They are “boring?” Then, don’t watch them. As if we can really resist, as we subconsciously fight our own personal battles vicariously through them in the relative safety of the bleachers or the comfort of the couch in front of the TV, as some kind of mild catharsis, while munching popcorn.



Nevertheless, Jon Fitch gets to fight another day and headline a UFC event near the end of next month Down Under.



Maybe he wants but can’t kill within the Octagon, but this fighter is always ready to win and die inside its hallowed halls.



Postscript:



Yup, yours truly only offered a humble and brief advice to Jon Fitch, which is the very first sentence of this article.



My apology goes to anyone who might have been misled by the title and was expecting a so-called expert analysis and gameplan. I'm leaving that to Fitch, his trainer Dave Camarillo and the American Kickboxing Academy, and to those who know better, like Twitter friends.



As an afterthought, what should BJJ specialist and knockout artist BJ Penn, in turn, do to beat Fitch?



Same advice.

Kenny Powers
01-28-2011, 05:58 PM
I agree that the Fitch bashing is a bit much.

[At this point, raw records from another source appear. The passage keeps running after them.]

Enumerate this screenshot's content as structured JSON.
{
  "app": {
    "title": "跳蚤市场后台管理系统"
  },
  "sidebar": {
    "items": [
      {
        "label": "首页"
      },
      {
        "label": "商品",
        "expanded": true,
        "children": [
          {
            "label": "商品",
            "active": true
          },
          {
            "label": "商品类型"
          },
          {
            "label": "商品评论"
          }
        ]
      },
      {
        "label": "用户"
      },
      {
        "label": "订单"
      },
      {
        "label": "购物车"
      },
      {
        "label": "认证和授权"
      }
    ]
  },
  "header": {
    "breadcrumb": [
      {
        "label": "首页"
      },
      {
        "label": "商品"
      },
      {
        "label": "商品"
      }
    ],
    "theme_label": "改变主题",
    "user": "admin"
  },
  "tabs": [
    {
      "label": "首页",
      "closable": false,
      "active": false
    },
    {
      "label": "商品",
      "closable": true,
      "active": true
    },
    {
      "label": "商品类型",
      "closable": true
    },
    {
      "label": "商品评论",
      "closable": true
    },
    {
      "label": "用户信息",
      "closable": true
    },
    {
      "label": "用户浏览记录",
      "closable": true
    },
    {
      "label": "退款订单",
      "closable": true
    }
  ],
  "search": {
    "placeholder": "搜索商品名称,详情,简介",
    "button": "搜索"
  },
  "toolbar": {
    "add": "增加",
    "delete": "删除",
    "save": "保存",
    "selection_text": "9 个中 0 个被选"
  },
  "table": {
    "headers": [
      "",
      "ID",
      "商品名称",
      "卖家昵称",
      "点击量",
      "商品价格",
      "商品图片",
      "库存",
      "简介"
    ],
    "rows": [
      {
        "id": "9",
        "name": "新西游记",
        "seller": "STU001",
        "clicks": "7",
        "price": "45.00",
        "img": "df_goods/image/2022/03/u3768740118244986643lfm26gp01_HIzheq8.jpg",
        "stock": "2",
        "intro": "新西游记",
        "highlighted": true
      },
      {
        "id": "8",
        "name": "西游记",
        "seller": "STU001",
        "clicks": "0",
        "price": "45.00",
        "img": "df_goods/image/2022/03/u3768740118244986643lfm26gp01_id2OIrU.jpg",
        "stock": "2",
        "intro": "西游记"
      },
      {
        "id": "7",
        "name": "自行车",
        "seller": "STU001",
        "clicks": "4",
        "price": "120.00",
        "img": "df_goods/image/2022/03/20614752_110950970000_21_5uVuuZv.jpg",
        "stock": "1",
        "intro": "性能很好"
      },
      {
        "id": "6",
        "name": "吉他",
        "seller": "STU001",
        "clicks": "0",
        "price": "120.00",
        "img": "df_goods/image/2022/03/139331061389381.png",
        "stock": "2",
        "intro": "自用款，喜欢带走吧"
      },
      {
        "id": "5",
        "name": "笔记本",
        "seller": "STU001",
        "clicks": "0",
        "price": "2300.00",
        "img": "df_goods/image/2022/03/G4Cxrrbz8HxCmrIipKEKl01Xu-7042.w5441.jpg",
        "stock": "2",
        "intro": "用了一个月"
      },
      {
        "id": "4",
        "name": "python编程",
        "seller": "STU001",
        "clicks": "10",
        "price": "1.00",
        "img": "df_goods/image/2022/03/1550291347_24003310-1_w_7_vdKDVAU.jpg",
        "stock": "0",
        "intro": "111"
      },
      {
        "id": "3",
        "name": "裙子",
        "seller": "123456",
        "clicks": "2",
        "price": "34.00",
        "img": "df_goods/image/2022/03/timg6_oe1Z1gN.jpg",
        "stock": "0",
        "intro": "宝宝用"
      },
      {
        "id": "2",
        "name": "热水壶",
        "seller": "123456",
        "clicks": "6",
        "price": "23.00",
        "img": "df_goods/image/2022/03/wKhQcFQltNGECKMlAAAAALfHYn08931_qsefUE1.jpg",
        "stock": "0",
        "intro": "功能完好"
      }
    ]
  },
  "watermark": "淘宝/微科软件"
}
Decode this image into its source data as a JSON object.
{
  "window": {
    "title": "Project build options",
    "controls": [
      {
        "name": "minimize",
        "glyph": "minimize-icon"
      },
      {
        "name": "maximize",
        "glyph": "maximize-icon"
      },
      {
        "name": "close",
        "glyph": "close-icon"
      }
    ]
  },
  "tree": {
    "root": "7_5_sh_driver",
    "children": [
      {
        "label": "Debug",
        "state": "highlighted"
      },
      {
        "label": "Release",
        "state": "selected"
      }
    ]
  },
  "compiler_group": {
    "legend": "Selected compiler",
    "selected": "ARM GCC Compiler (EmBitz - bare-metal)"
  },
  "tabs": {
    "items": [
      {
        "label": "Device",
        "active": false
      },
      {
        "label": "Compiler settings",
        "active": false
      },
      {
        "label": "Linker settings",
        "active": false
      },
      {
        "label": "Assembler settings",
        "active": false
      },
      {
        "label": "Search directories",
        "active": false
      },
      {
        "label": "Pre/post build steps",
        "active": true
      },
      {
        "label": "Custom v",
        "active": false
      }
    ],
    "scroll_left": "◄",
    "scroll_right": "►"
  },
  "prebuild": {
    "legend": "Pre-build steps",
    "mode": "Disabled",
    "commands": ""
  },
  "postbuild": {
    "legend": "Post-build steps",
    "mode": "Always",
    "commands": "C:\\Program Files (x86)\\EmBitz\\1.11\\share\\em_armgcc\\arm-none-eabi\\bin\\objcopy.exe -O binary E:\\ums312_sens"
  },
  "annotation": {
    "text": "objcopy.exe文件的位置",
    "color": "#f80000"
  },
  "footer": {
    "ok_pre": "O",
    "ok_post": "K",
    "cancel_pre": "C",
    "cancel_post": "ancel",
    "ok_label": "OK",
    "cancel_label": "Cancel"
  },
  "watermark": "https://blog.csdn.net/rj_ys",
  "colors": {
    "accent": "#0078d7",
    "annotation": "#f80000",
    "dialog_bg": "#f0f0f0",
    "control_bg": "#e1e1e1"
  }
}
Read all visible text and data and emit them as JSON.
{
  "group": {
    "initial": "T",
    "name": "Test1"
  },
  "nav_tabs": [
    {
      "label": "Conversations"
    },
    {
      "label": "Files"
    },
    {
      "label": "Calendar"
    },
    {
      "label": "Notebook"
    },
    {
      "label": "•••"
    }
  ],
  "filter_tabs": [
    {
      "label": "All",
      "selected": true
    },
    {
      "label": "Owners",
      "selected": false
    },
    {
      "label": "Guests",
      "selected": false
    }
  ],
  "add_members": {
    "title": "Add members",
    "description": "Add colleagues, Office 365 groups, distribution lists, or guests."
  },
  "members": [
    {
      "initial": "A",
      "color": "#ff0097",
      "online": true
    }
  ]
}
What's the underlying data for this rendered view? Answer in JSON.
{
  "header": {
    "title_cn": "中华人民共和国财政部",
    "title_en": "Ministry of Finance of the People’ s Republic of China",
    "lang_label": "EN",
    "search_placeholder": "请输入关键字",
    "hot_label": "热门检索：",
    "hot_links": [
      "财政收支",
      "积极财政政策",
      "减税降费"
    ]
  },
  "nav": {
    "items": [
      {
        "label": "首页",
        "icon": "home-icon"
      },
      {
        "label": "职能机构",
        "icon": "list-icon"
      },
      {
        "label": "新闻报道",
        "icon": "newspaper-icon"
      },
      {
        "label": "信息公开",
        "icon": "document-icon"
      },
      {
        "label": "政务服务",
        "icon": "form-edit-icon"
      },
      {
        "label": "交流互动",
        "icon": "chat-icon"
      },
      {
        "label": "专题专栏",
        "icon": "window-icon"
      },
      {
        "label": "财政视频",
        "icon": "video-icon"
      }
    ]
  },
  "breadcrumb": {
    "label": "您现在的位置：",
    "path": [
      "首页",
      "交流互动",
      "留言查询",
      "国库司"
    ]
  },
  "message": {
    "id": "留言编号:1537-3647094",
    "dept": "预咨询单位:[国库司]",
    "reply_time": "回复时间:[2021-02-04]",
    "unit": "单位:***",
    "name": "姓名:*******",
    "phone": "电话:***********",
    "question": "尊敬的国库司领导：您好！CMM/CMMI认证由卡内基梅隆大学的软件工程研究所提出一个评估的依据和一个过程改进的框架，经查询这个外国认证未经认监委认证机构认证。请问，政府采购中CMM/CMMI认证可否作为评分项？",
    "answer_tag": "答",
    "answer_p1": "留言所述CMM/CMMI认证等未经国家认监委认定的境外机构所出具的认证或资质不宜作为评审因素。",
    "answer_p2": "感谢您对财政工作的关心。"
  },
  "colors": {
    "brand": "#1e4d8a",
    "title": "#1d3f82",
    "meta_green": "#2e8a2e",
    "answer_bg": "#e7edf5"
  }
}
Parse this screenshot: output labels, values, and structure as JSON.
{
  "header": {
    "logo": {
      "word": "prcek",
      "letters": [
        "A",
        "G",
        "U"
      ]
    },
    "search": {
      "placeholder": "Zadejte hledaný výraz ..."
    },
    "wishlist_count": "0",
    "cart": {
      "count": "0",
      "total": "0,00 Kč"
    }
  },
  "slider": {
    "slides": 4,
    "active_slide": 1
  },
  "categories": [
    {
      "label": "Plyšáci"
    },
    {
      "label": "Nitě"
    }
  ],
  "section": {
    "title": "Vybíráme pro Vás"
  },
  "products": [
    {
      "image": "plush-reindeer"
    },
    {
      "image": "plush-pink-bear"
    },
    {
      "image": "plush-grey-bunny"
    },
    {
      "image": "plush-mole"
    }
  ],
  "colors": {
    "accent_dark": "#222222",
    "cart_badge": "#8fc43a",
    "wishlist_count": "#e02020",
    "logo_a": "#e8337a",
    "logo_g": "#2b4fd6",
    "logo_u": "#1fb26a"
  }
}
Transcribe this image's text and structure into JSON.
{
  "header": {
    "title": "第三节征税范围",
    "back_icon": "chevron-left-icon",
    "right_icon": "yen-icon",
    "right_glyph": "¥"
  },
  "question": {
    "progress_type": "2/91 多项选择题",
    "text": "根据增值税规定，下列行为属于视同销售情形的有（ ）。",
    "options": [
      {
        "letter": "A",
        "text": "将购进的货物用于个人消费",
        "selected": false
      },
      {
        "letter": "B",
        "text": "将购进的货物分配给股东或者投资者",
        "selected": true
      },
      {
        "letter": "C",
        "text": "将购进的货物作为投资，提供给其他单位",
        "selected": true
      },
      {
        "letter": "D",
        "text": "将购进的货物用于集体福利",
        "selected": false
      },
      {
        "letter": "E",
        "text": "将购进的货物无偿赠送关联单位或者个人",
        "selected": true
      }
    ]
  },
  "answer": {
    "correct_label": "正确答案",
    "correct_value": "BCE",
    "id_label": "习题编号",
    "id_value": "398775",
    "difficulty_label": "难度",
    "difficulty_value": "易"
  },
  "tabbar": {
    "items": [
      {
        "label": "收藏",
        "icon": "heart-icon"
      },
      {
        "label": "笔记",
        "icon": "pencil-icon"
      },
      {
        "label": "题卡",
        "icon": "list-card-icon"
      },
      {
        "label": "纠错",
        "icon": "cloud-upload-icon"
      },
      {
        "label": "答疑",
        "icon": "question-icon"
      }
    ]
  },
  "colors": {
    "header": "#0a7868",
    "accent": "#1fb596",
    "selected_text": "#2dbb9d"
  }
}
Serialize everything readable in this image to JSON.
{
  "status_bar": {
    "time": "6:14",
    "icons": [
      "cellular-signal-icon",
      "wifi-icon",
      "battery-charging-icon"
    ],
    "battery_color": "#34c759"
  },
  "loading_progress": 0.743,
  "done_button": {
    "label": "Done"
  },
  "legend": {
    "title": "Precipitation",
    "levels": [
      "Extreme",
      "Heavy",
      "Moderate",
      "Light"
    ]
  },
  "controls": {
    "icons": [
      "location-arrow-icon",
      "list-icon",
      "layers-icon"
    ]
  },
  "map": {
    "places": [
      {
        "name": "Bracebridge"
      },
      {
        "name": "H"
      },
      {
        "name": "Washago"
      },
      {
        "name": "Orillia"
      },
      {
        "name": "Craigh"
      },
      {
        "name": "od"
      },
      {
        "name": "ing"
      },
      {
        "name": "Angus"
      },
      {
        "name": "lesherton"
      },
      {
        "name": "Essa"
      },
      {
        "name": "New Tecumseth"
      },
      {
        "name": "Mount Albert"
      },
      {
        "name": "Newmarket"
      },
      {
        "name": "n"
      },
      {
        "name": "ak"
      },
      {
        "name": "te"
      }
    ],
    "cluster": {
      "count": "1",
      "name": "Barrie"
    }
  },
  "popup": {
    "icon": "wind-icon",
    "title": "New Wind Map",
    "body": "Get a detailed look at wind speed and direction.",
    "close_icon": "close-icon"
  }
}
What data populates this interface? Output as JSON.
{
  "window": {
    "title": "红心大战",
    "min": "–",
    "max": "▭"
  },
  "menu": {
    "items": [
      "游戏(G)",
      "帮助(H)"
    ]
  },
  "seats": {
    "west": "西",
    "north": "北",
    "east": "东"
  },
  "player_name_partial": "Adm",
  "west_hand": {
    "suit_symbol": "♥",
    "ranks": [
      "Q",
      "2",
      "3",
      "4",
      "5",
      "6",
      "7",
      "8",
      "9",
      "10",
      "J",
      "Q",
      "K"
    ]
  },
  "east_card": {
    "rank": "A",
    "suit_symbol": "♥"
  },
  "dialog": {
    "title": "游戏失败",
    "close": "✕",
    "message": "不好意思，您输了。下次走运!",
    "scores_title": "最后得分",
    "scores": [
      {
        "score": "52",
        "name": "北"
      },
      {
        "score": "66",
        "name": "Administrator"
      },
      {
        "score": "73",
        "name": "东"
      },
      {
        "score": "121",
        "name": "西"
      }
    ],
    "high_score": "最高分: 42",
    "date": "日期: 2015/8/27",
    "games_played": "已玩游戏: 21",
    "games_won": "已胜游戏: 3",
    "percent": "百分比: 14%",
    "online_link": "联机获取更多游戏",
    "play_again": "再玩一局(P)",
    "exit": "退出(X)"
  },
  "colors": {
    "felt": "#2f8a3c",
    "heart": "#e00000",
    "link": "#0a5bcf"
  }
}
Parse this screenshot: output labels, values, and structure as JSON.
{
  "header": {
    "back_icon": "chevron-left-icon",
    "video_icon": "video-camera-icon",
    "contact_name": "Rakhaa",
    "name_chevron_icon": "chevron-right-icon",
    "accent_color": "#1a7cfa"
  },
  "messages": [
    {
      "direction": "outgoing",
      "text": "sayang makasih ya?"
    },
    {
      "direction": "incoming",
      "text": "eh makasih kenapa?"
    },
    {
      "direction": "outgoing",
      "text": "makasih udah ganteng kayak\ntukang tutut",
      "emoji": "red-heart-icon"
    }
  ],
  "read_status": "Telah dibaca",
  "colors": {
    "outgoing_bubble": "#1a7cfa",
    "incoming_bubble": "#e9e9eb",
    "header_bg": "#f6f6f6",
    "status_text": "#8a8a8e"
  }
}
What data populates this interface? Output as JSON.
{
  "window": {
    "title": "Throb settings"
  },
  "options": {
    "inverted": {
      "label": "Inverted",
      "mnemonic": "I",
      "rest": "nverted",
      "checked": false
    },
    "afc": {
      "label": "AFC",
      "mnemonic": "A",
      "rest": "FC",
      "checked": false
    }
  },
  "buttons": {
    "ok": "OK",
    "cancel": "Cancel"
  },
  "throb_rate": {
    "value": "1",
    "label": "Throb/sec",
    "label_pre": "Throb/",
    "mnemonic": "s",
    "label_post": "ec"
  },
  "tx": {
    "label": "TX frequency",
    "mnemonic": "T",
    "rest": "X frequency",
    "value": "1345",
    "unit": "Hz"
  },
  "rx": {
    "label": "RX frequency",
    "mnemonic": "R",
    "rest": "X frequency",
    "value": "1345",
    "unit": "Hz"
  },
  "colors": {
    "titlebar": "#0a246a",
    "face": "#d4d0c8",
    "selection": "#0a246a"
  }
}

He's one of the best in the world at what he does and he will stick to his gameplan as usual and try to grind out a decision against BJ. And with that said, BJ wins

Joabbuac.
01-29-2011, 02:29 AM
Fitch is gonna have a hard time with a guy he cant takedown easy, cant hold down easy and who is much better than him standing.